Microsoft (MSFT) is similar to HEICO. I like the company a lot, and they’ve done a great job in turning the ship around. We also got lucky because the market favored big-cap techs this year. We added Microsoft to the Buy List five years ago. At the time, MSFT was going for $26.71. Today, it’s at $85.50. Thank you, Satya!

Strong Earnings Finale from HEICO

Even though we’re getting rid of HEICO next year, I wanted to cover their earnings report this week. After Monday’s closing bell, HEICO (HEI) reported fiscal-Q4 earnings of 62 cents per share. That’s up from 52 cents per share in last year’s Q4. HEICO doesn’t give per-share guidance, but I ballparked theirs at 55 to 59 cents per share. The consensus on Wall Street was for 57 cents per share, so this was a very good quarter for HEICO.

For the fiscal year, HEICO made $2.14 per share which is up from $1.83 per share last year. Quarterly sales rose 18% to $421.2 million. Operating margin increased to 21.2%.

Laurans A. Mendelson, HEICO’s Chairman and CEO, said:

HEICO’s record fiscal 2017 fourth quarter and full-year results were principally driven by continued organic growth, exemplary execution by our subsidiaries and the acquisition of profitable, well-managed businesses within both our Electronic Technologies Group and Flight Support Group.


As we look ahead to fiscal 2018, we anticipate net sales growth within the Flight Support Group’s commercial-aviation and defense-product lines.
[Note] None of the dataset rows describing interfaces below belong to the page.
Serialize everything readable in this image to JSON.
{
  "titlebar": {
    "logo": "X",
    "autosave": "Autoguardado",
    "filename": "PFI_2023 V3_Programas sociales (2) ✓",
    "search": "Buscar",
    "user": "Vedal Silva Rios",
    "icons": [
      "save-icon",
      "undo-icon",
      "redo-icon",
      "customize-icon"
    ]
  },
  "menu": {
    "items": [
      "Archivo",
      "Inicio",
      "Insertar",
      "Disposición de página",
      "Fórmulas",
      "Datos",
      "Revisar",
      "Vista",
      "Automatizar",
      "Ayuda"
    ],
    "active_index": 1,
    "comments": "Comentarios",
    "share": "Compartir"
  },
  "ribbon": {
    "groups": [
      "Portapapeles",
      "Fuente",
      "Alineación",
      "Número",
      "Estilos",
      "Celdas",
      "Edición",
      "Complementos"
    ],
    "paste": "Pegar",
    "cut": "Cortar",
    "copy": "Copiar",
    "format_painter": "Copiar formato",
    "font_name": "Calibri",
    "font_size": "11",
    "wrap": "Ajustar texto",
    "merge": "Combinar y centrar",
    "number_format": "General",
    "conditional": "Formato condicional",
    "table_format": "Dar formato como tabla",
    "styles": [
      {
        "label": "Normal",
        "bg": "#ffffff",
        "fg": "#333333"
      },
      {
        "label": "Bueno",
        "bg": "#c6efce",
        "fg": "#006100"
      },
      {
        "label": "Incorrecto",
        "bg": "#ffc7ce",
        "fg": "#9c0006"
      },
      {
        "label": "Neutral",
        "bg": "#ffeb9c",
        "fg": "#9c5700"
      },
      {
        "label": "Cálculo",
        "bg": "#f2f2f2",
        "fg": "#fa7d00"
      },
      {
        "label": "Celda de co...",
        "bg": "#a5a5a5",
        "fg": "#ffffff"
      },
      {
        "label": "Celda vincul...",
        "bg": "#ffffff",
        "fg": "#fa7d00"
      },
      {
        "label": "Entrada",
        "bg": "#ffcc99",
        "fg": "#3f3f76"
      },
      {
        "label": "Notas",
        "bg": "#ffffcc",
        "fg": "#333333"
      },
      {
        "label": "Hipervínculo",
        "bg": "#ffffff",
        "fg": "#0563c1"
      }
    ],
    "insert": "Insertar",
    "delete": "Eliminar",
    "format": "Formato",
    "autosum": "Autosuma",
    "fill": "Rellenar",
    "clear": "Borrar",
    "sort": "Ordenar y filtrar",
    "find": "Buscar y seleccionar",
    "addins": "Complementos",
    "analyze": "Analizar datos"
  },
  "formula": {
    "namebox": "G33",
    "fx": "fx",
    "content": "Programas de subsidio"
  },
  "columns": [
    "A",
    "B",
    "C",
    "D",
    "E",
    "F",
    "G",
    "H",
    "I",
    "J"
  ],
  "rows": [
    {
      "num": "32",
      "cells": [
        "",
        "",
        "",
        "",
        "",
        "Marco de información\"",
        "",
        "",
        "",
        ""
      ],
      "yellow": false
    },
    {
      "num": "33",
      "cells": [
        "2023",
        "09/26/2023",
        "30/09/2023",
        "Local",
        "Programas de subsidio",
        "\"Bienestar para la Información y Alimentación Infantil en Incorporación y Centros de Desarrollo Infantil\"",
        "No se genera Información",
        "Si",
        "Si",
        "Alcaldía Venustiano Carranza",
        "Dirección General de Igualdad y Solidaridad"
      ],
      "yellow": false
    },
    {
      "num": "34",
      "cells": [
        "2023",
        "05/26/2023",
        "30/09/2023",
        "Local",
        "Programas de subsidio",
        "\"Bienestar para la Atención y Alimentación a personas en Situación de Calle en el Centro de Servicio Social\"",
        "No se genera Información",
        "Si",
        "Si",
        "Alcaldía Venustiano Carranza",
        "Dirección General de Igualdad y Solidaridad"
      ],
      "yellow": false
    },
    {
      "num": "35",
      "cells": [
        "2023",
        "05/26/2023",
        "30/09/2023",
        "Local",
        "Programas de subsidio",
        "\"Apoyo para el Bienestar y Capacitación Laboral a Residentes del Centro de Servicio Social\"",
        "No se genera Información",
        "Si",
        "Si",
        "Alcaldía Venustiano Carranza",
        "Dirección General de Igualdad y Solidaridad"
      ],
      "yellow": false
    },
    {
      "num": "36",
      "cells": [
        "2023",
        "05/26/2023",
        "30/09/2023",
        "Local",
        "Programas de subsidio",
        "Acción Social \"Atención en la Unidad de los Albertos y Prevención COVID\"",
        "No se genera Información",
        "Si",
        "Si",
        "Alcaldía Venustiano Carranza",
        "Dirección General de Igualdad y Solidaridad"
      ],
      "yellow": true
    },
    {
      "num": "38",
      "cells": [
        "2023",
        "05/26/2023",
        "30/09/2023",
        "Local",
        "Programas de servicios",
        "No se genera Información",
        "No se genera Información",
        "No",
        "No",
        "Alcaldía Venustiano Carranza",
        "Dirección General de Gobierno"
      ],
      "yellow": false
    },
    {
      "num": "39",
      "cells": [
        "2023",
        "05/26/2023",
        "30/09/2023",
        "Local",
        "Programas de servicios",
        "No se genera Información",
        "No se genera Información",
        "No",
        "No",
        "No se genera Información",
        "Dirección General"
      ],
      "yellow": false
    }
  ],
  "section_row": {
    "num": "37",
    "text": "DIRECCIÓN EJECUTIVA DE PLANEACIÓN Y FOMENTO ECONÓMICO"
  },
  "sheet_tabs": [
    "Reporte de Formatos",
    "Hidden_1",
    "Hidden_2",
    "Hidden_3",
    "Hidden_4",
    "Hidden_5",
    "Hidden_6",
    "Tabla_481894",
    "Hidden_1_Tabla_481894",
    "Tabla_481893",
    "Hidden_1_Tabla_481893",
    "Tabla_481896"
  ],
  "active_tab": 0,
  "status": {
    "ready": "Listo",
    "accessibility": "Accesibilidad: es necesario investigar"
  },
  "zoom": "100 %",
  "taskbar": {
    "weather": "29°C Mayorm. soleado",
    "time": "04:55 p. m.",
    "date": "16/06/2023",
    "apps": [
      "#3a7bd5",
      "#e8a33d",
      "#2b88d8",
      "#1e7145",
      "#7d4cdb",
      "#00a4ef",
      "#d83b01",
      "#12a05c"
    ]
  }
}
We also expect growth within the Electronic Technologies Group, principally driven by demand for the majority of our products. During fiscal 2018, we will continue our commitments to developing new products and services, further market penetration, and an aggressive acquisition strategy while maintaining our financial strength and flexibility.

Based on our current economic visibility, we are estimating 10% – 12% growth in full-year net sales and in full-year net income over fiscal 2017 levels. We anticipate our fiscal-year 2018 consolidated operating margin to approximate 20%, depreciation and amortization expenses of approximately $75 million, capital expenditures to approximate $50 million and cash flow from operations to approximate $290 million. These estimates exclude the impact of any pending tax reforms that are currently being legislated in Congress. Furthermore, these estimates exclude additional acquired businesses, if any.
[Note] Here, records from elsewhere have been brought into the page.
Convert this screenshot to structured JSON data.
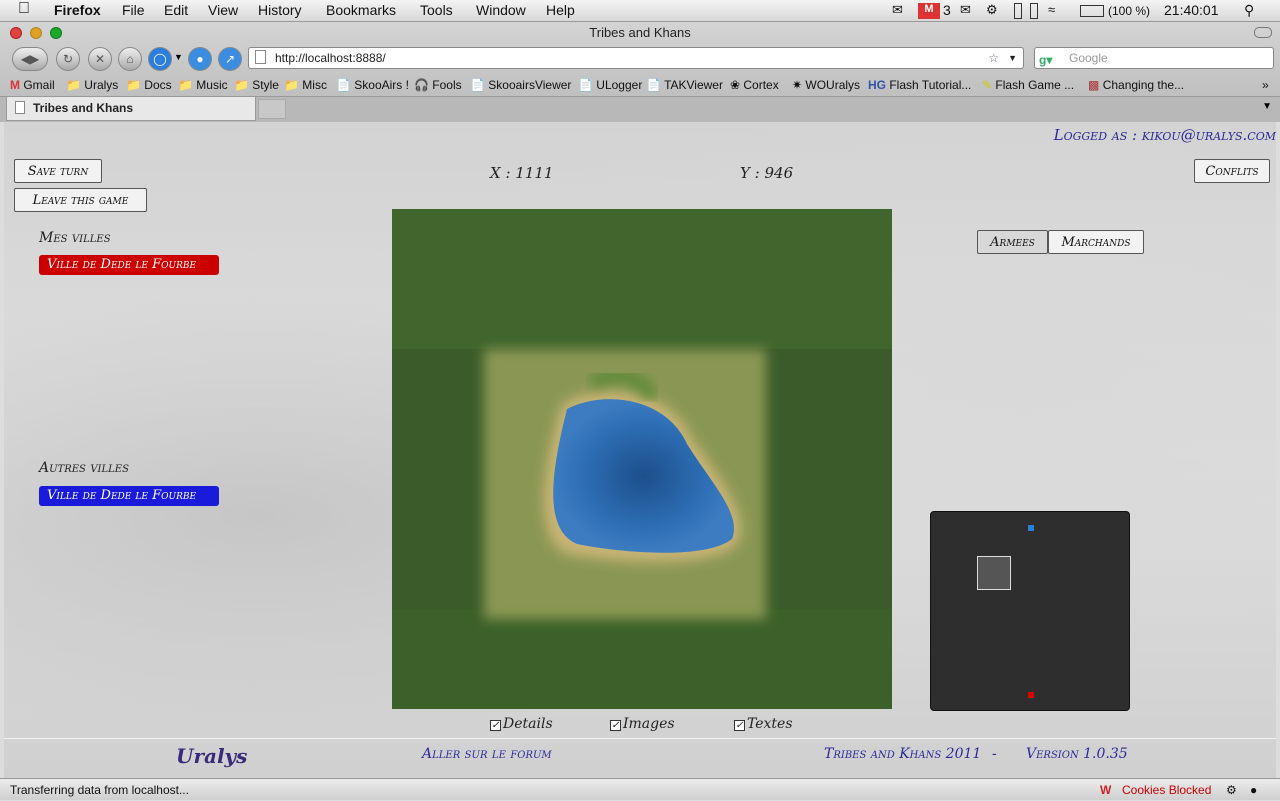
{
  "os_menu": {
    "app": "Firefox",
    "items": [
      "File",
      "Edit",
      "View",
      "History",
      "Bookmarks",
      "Tools",
      "Window",
      "Help"
    ],
    "mail_count": "3",
    "battery": "(100 %)",
    "clock": "21:40:01"
  },
  "browser": {
    "window_title": "Tribes and Khans",
    "url": "http://localhost:8888/",
    "search_placeholder": "Google",
    "bookmarks": [
      "Gmail",
      "Uralys",
      "Docs",
      "Music",
      "Style",
      "Misc",
      "SkooAirs !",
      "Fools",
      "SkooairsViewer",
      "ULogger",
      "TAKViewer",
      "Cortex",
      "WOUralys",
      "Flash Tutorial...",
      "Flash Game ...",
      "Changing the..."
    ],
    "tab_title": "Tribes and Khans",
    "status_text": "Transferring data from localhost...",
    "cookies_label": "Cookies Blocked"
  },
  "game": {
    "logged_as": "Logged as : kikou@uralys.com",
    "save_turn": "Save turn",
    "leave_game": "Leave this game",
    "conflits": "Conflits",
    "x_label": "X : 1111",
    "y_label": "Y : 946",
    "mes_villes_title": "Mes villes",
    "mes_villes": [
      "Ville de Dede le Fourbe"
    ],
    "autres_villes_title": "Autres villes",
    "autres_villes": [
      "Ville de Dede le Fourbe"
    ],
    "tabs": [
      "Armees",
      "Marchands"
    ],
    "checkboxes": [
      {
        "label": "Details",
        "checked": true
      },
      {
        "label": "Images",
        "checked": true
      },
      {
        "label": "Textes",
        "checked": true
      }
    ],
    "footer": {
      "logo": "Uralys",
      "forum_link": "Aller sur le forum",
      "game_name": "Tribes and Khans 2011",
      "separator": "-",
      "version": "Version 1.0.35"
    }
  },
  "colors": {
    "my_city": "#cc0000",
    "other_city": "#1a1adb",
    "link": "#2a2a9a",
    "minimap_bg": "#2e2e2e"
  }
}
Through Thursday, HEICO is up 53.18% YTD for us. That trails only Moody’s. I really like HEICO, but I don’t see much upside from here.

Before I go, a heads-up that RPM International (RPM) will release its fiscal Q2 earnings report on January 4. I’ll have more to say about this next week. Wall Street expects 59 cents per share.
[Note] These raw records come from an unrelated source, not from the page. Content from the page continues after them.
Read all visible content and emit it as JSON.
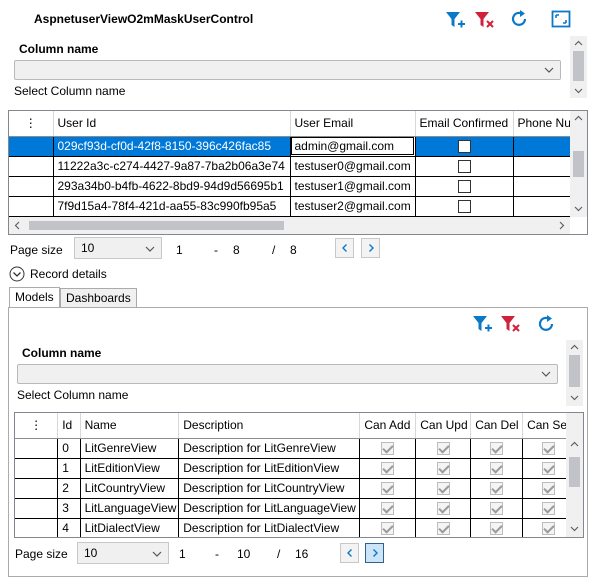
{
  "window": {
    "title": "AspnetuserViewO2mMaskUserControl"
  },
  "toolbar": {
    "icons": [
      "filter-add-icon",
      "filter-clear-icon",
      "refresh-icon",
      "fullscreen-icon"
    ]
  },
  "colors": {
    "accent": "#0078d7",
    "filter_add": "#0c78c8",
    "filter_clear": "#d0213b"
  },
  "top_filter": {
    "label": "Column name",
    "combo_value": "",
    "hint": "Select Column name"
  },
  "user_grid": {
    "columns": [
      "User Id",
      "User Email",
      "Email Confirmed",
      "Phone Nu"
    ],
    "rows": [
      {
        "id": "029cf93d-cf0d-42f8-8150-396c426fac85",
        "email": "admin@gmail.com",
        "confirmed": false
      },
      {
        "id": "11222a3c-c274-4427-9a87-7ba2b06a3e74",
        "email": "testuser0@gmail.com",
        "confirmed": false
      },
      {
        "id": "293a34b0-b4fb-4622-8bd9-94d9d56695b1",
        "email": "testuser1@gmail.com",
        "confirmed": false
      },
      {
        "id": "7f9d15a4-78f4-421d-aa55-83c990fb95a5",
        "email": "testuser2@gmail.com",
        "confirmed": false
      }
    ]
  },
  "top_pager": {
    "label": "Page size",
    "page_size": "10",
    "from": "1",
    "dash": "-",
    "to": "8",
    "slash": "/",
    "total": "8"
  },
  "record_details": {
    "label": "Record details"
  },
  "tabs": [
    "Models",
    "Dashboards"
  ],
  "models_filter": {
    "label": "Column name",
    "combo_value": "",
    "hint": "Select Column name"
  },
  "models_grid": {
    "columns": [
      "Id",
      "Name",
      "Description",
      "Can Add",
      "Can Upd",
      "Can Del",
      "Can Sel"
    ],
    "rows": [
      {
        "id": "0",
        "name": "LitGenreView",
        "desc": "Description for LitGenreView"
      },
      {
        "id": "1",
        "name": "LitEditionView",
        "desc": "Description for LitEditionView"
      },
      {
        "id": "2",
        "name": "LitCountryView",
        "desc": "Description for LitCountryView"
      },
      {
        "id": "3",
        "name": "LitLanguageView",
        "desc": "Description for LitLanguageView"
      },
      {
        "id": "4",
        "name": "LitDialectView",
        "desc": "Description for LitDialectView"
      }
    ]
  },
  "bottom_pager": {
    "label": "Page size",
    "page_size": "10",
    "from": "1",
    "dash": "-",
    "to": "10",
    "slash": "/",
    "total": "16"
  }
}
That’s all for now. The stock market will be closed on Monday, December 25 for Christmas. Trading resumes on Tuesday, and the final day of trading for 2017 will be on Friday, December 29. The next issue of CWS Market Review will be on Sunday, December 31. I’ll have a complete summary of how we did in 2017, plus I’ll list the starting prices for 2018. Be sure to keep checking the blog for daily updates. I’ll have more market analysis for you in the next issue of CWS Market Review!

– Eddy

P.S. Shareholders of my AdvisorShares Focused Equity ETF (CWS) should have received proxy voting materials in mid-November. For many shareholders, proxy materials are available online through the brokerage firm where the account is located.

It is very important to record your vote. As noted in the materials, the Board of Trustees recommends voting “For” each proposal. For assistance, or to have your votes quickly accepted by phone, please call Alliance Shareholder Communications at 855-973-0090. You may also call the team at AdvisorShares at 877-843-3831 if you have additional questions.

Posted by on December 22nd, 2017 at 7:08 am

The information in this blog post represents my own opinions and does not contain a recommendation for any particular security or investment. I or my affiliates may hold positions or other interests in securities mentioned in the Blog, please see my Disclaimer page for my full disclaimer.